Prison reform was another major accomplishment of this session. It was absolutely necessary to address the issue, considering the state’s problem with overcrowded prisons. LB605 was passed and signed by the Governor. This bill was a compromise and joint effort established by the Legislature, Governor, Attorney General, county attorneys, and law enforcement officials. It creates a path toward a more cost-effective way to handle nonviolent criminals with alternatives such as drug court and probation. By doing so, we avoid creating an environment where violent repeat offenders share living space with nonviolent criminals, this greatly limits their influence. By doing so, we avoid creating an environment where violent repeat offenders share living space with nonviolent criminals, greatly limiting their influence.
Balancing the budget was a major accomplishment this session. We are holding state spending down to a 3.1% growth rate over the next two years. This is one of the lowest non-recession budgets in Nebraska’s history and will set the state up for major tax relief in the near future. If revenues continue to come in as forecasted at roughly 5% to 6% and the state continues to keep growth at 3.1%, the difference between the two figures will serve as tax relief to Nebraska’s citizens.
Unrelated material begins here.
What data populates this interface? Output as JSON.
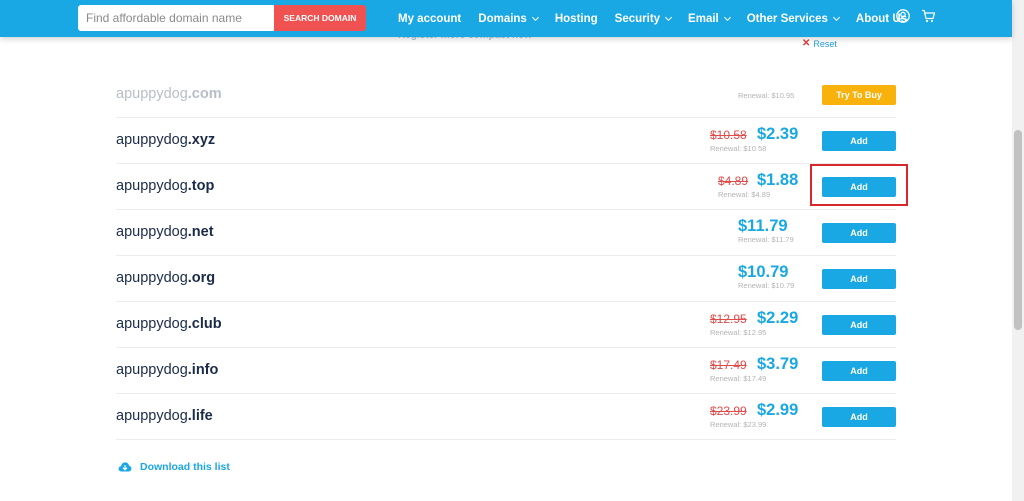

While these accomplishments are moving the state in the right direction, we still need major reform in state government. Much of this is directed by you, the watchful citizen. Please continue to contact my office with your thoughts and concerns about how to improve our state government. During this interim period, I will be travelling to every corner of the district and trying to connect with as many of you as possible so I can bring your thoughts and concerns to Lincoln.
As always, I am honored by the faith that you, the voters of District 24, have placed in me. My door is open and I have made it a goal to be accessible to the constituents of our district. You may continue to follow me on Facebook at Kolterman For Legislature and on Twitter at @KoltermanforLegislature. My office in the State Capitol is Room 1115, which I share with my colleague Senator Bob Hilkemann from Omaha. Stop by anytime. My e-mail address is firstname.lastname@example.org and the office phone number is 402-471-2756. Kenny Zoeller, my Legislative Aide, and Katie Quintero, my Administrative Aide, are always available to assist you with your needs. If I am not immediately available, please do not hesitate to work with them to address your concerns, thoughts, and needs.
Senator Mark Kolterman